Kundera has written in both Czech and French. He revises the French translations of all his books; these therefore are not considered translations but original works. His books were banned by the Communist government of Czechoslovakia until the downfall of this government in the Velvet Revolution in 1989.
His father, Ludvík Kundera was an important Czech musicologist and pianist who served as the head of the Janáček Music Academy in Brno from 1948 to 1961. Milan learned to play the piano from his father, later going on to study musicology and musical composition. Musicological influences and references can be found throughout his work; he has even gone so far as including notes in the text to make a point.

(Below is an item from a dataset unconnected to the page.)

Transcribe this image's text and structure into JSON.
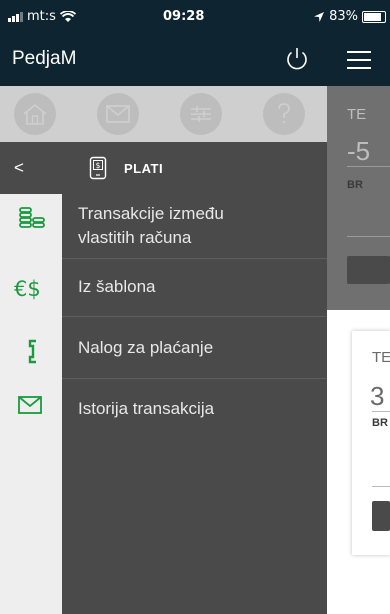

Kundera belonged to the generation of young Czechs who had had little or no experience of the pre-war democratic Czechoslovak Republic. Their ideology was greatly influenced by the experiences of World War II and the German occupation. Still in his teens, Kundera joined the Communist Party of Czechoslovakia which seized power in 1948.
Kundera completed his secondary school studies in Brno in 1948. He studied literature and aesthetics at the Faculty of Arts at Charles University in Prague. After two terms, he transferred to the Film Faculty of the Academy of Performing Arts in Prague, where he first attended lectures in film direction and script writing. In 1950, his studies were briefly interrupted by political interference.

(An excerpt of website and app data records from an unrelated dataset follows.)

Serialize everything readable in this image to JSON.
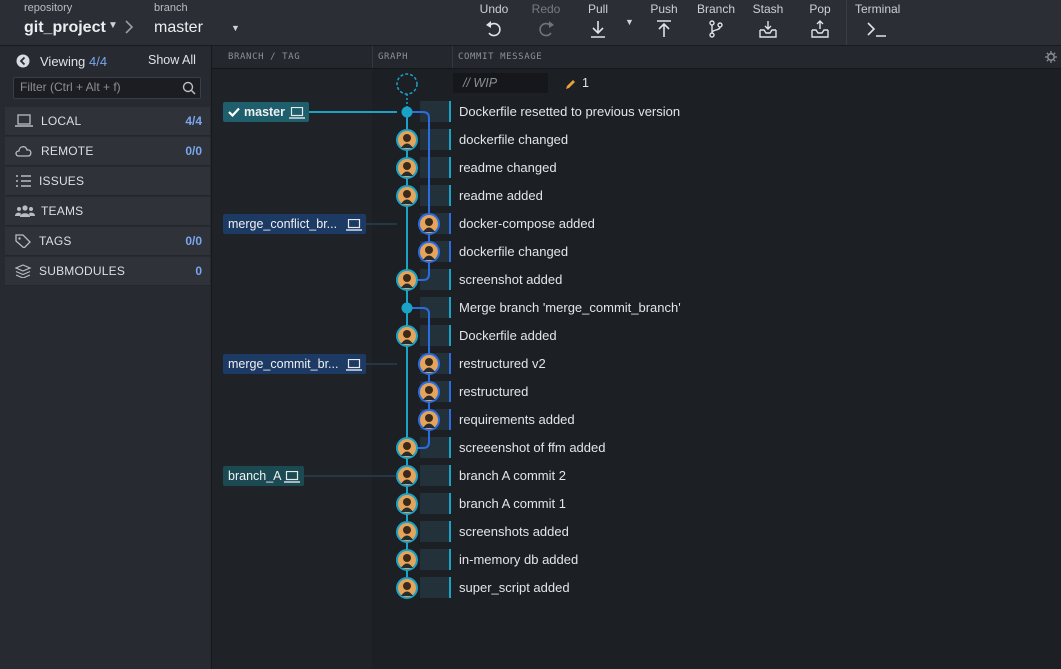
{
  "toolbar": {
    "repo_caption": "repository",
    "repo_name": "git_project",
    "branch_caption": "branch",
    "branch_name": "master",
    "buttons": {
      "undo": "Undo",
      "redo": "Redo",
      "pull": "Pull",
      "push": "Push",
      "branch": "Branch",
      "stash": "Stash",
      "pop": "Pop",
      "terminal": "Terminal"
    }
  },
  "left_panel": {
    "viewing_label": "Viewing",
    "viewing_count": "4/4",
    "show_all": "Show All",
    "filter_placeholder": "Filter (Ctrl + Alt + f)",
    "sections": [
      {
        "label": "LOCAL",
        "count": "4/4",
        "icon": "laptop-icon"
      },
      {
        "label": "REMOTE",
        "count": "0/0",
        "icon": "cloud-icon"
      },
      {
        "label": "ISSUES",
        "count": "",
        "icon": "list-icon"
      },
      {
        "label": "TEAMS",
        "count": "",
        "icon": "people-icon"
      },
      {
        "label": "TAGS",
        "count": "0/0",
        "icon": "tag-icon"
      },
      {
        "label": "SUBMODULES",
        "count": "0",
        "icon": "layers-icon"
      }
    ]
  },
  "graph": {
    "columns": {
      "branch_tag": "BRANCH / TAG",
      "graph": "GRAPH",
      "commit_message": "COMMIT MESSAGE"
    },
    "wip": {
      "label": "// WIP",
      "count": "1"
    },
    "refs": [
      {
        "label": "master",
        "row": 0,
        "checked": true
      },
      {
        "label": "merge_conflict_br...",
        "row": 4,
        "checked": false
      },
      {
        "label": "merge_commit_br...",
        "row": 9,
        "checked": false
      },
      {
        "label": "branch_A",
        "row": 13,
        "checked": false
      }
    ],
    "commits": [
      {
        "message": "Dockerfile resetted to previous version",
        "lane": 0,
        "type": "merge"
      },
      {
        "message": "dockerfile changed",
        "lane": 0,
        "type": "avatar"
      },
      {
        "message": "readme changed",
        "lane": 0,
        "type": "avatar"
      },
      {
        "message": "readme added",
        "lane": 0,
        "type": "avatar"
      },
      {
        "message": "docker-compose added",
        "lane": 1,
        "type": "avatar"
      },
      {
        "message": "dockerfile changed",
        "lane": 1,
        "type": "avatar"
      },
      {
        "message": "screenshot added",
        "lane": 0,
        "type": "avatar"
      },
      {
        "message": "Merge branch 'merge_commit_branch'",
        "lane": 0,
        "type": "merge"
      },
      {
        "message": "Dockerfile added",
        "lane": 0,
        "type": "avatar"
      },
      {
        "message": "restructured v2",
        "lane": 1,
        "type": "avatar"
      },
      {
        "message": "restructured",
        "lane": 1,
        "type": "avatar"
      },
      {
        "message": "requirements added",
        "lane": 1,
        "type": "avatar"
      },
      {
        "message": "screeenshot of ffm added",
        "lane": 0,
        "type": "avatar"
      },
      {
        "message": "branch A commit 2",
        "lane": 0,
        "type": "avatar"
      },
      {
        "message": "branch A commit 1",
        "lane": 0,
        "type": "avatar"
      },
      {
        "message": "screenshots added",
        "lane": 0,
        "type": "avatar"
      },
      {
        "message": "in-memory db added",
        "lane": 0,
        "type": "avatar"
      },
      {
        "message": "super_script added",
        "lane": 0,
        "type": "avatar"
      }
    ]
  },
  "colors": {
    "lane0": "#1aa3c7",
    "lane1": "#2a6de0",
    "ref_master": "#1f5f6b",
    "ref_local": "#1c3a63",
    "ref_branchA": "#1c4a52",
    "accent_count": "#7aa6ef"
  }
}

In 1950, he and another writer,
Jan Trefulka, were expelled from the party for "anti-party activities." Trefulka described the incident in his novella Pršelo jim štěstí (Happiness Rained On Them, 1962). Kundera also used the incident as an inspiration for the main theme of his novel Žert (The Joke, 1967).
After graduating in 1952, the Film Faculty appointed him a lecturer in world literature. In 1956 Milan Kundera was readmitted into the Party. He was expelled for the second time in 1970. Kundera, along with other reform communist writers such as
Pavel Kohout, were partly involved in the 1968 Prague Spring. This brief period of reformist activities was crushed by the Soviet invasion of Czechoslovakia in August 1968.
Kundera remained committed to reforming Czech communism, and argued vehemently in print with fellow Czech writer
Václav Havel, saying, essentially, that everyone should remain calm and that "nobody is being locked up for his opinions yet," and "the significance of the Prague Autumn may ultimately be greater than that of the Prague Spring." Finally, however, Kundera relinquished his reformist dreams and moved to France in 1975. He taught for a few years in the University of Rennes. He has been a French citizen since 1981.